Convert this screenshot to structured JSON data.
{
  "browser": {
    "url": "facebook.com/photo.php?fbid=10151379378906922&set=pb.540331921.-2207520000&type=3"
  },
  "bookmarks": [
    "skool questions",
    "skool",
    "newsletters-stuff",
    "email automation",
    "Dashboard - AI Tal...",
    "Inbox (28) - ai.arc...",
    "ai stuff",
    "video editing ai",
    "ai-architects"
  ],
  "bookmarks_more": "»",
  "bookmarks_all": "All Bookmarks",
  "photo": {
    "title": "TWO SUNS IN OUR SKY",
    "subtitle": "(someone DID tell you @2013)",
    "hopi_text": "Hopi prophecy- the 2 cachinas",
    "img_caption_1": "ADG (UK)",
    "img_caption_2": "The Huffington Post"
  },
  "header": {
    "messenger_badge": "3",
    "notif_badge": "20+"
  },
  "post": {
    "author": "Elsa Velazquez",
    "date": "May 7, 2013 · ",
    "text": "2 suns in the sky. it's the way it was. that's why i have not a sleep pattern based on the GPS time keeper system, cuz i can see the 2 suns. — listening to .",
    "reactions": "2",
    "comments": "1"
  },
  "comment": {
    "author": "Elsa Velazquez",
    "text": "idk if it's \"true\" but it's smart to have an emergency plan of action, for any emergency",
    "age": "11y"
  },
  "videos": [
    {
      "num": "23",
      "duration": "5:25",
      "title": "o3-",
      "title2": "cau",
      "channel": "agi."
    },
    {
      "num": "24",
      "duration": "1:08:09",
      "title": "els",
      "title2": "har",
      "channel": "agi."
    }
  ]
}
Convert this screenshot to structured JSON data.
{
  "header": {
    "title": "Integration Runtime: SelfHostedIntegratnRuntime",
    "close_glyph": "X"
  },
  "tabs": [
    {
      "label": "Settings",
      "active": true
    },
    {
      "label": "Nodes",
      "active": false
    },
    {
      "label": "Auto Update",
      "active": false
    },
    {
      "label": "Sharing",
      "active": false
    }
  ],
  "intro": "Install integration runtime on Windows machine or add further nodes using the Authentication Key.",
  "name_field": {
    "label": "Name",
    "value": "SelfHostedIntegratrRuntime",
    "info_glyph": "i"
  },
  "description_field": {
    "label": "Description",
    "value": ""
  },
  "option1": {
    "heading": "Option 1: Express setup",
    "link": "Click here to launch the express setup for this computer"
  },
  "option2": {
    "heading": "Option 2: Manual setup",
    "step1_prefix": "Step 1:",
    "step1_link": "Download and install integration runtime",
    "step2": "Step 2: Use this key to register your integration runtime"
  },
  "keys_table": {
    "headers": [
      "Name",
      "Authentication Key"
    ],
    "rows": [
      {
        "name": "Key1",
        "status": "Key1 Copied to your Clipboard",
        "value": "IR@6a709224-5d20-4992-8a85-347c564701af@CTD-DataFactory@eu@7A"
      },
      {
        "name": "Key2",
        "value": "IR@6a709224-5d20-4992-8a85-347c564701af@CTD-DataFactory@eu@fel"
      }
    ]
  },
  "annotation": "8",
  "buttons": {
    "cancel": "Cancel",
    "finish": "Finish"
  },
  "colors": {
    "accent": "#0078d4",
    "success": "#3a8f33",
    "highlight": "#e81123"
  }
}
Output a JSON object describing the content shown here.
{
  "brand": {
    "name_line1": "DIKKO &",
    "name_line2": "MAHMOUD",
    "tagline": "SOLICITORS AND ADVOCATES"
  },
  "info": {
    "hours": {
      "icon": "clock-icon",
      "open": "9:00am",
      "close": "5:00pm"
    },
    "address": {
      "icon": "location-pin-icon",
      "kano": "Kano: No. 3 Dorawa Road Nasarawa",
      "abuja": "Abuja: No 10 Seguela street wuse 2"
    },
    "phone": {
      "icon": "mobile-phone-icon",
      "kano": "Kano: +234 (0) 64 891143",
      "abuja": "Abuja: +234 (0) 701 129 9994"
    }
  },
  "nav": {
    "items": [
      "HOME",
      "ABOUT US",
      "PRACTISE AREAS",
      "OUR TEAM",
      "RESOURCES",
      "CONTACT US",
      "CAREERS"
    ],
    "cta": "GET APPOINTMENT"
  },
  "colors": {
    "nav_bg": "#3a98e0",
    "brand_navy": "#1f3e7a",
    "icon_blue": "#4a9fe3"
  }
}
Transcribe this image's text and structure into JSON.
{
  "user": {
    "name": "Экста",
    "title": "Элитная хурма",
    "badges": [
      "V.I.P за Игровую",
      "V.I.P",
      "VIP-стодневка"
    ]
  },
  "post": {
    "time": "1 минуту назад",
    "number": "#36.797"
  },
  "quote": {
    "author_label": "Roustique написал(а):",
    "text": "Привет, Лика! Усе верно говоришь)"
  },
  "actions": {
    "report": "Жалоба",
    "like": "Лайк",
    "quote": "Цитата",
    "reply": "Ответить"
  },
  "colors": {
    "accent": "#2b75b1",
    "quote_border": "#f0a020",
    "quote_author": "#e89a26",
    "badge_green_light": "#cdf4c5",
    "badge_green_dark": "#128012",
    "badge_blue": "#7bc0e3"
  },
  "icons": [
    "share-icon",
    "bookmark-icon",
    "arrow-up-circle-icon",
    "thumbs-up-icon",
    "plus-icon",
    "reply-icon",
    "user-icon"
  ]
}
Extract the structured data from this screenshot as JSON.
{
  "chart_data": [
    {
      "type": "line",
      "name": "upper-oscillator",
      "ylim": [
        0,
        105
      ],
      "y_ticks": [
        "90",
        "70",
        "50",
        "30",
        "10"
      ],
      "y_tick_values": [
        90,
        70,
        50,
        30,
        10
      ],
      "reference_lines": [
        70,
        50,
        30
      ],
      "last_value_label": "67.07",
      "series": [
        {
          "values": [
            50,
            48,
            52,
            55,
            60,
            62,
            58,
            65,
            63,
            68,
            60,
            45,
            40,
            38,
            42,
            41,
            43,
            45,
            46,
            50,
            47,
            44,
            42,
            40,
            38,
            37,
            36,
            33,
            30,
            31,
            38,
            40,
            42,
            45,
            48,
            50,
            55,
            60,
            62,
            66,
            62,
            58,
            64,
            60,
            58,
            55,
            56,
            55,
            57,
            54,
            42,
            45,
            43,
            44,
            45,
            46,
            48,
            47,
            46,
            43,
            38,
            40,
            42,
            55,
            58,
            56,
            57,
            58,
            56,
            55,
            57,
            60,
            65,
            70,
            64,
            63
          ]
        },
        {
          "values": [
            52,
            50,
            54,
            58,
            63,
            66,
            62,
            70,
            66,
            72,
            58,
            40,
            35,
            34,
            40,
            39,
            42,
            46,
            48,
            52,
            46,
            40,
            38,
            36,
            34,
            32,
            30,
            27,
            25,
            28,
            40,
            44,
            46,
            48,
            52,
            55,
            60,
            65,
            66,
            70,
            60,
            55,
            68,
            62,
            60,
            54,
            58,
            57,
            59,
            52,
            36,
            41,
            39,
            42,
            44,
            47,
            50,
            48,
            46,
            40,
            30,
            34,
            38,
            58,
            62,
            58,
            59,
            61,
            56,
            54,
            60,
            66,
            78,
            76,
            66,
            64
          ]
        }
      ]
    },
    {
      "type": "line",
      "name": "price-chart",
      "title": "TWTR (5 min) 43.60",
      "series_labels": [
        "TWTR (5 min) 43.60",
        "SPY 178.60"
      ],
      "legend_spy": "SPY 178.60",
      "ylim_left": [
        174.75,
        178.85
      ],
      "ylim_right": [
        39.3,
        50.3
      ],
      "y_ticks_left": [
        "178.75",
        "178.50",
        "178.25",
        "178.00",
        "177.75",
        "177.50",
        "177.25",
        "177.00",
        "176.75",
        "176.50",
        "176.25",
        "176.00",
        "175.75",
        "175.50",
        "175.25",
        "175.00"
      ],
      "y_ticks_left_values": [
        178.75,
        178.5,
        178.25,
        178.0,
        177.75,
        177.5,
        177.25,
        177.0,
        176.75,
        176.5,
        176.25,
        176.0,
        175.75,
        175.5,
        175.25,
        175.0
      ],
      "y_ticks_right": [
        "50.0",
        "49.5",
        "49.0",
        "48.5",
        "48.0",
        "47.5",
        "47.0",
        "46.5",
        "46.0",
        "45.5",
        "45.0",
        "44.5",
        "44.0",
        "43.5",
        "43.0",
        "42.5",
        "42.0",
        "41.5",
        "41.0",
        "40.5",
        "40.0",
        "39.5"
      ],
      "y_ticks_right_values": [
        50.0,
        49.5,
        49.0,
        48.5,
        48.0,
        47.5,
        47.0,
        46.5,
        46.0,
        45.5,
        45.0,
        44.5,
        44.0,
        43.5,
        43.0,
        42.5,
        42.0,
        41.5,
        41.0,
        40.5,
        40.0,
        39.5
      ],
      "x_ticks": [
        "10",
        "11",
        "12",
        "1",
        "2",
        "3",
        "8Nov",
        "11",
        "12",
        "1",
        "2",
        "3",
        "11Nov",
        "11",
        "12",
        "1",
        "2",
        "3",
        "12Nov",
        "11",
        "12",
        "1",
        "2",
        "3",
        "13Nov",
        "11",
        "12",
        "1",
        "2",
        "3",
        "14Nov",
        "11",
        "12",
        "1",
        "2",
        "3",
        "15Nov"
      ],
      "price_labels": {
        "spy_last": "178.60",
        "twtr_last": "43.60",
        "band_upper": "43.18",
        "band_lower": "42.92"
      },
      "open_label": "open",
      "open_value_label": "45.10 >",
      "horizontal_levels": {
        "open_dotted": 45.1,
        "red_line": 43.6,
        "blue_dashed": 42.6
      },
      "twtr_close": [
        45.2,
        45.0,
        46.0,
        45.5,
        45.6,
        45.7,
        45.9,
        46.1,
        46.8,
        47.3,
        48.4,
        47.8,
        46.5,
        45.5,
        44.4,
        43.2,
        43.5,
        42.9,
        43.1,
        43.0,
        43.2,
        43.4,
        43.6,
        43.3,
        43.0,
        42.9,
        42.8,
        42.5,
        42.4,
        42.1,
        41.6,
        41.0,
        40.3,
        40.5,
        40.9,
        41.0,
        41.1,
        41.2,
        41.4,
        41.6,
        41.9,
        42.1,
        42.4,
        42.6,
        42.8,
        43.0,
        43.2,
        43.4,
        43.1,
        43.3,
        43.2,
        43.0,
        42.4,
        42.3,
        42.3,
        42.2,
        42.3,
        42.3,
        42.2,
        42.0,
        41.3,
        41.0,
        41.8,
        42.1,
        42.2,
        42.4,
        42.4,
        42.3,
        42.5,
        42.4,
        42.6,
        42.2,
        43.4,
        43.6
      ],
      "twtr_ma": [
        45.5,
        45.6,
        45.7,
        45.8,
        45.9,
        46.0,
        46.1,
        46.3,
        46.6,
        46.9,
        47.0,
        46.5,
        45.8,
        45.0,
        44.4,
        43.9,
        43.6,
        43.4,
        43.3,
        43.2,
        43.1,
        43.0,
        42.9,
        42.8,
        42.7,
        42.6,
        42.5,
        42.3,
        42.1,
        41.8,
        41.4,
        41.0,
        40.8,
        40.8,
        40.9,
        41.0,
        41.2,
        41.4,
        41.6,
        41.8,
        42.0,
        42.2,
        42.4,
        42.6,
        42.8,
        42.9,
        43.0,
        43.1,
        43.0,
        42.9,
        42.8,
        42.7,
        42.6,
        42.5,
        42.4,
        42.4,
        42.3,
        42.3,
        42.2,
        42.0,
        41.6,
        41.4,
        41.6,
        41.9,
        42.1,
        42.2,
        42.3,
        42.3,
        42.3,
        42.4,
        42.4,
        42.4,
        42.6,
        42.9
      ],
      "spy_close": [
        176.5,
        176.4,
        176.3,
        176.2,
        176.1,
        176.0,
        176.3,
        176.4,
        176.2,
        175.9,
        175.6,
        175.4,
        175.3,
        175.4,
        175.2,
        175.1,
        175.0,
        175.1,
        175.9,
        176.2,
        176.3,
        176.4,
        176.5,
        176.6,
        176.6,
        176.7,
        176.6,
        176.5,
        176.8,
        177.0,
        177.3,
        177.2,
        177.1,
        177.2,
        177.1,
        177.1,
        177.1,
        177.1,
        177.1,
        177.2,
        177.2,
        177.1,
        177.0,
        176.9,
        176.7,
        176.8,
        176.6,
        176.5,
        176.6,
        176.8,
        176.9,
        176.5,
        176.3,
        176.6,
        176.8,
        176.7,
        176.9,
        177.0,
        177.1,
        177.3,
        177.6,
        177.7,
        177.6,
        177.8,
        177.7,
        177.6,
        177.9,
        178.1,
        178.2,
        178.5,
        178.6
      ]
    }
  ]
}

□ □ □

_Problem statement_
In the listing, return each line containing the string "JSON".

_Problem solution_
Convert this screenshot to structured JSON data.
Convert this screenshot to structured JSON data.
Output a JSON object describing the content shown here.
Transcribe this image's text and structure into JSON.
Extract the structured data from this screenshot as JSON.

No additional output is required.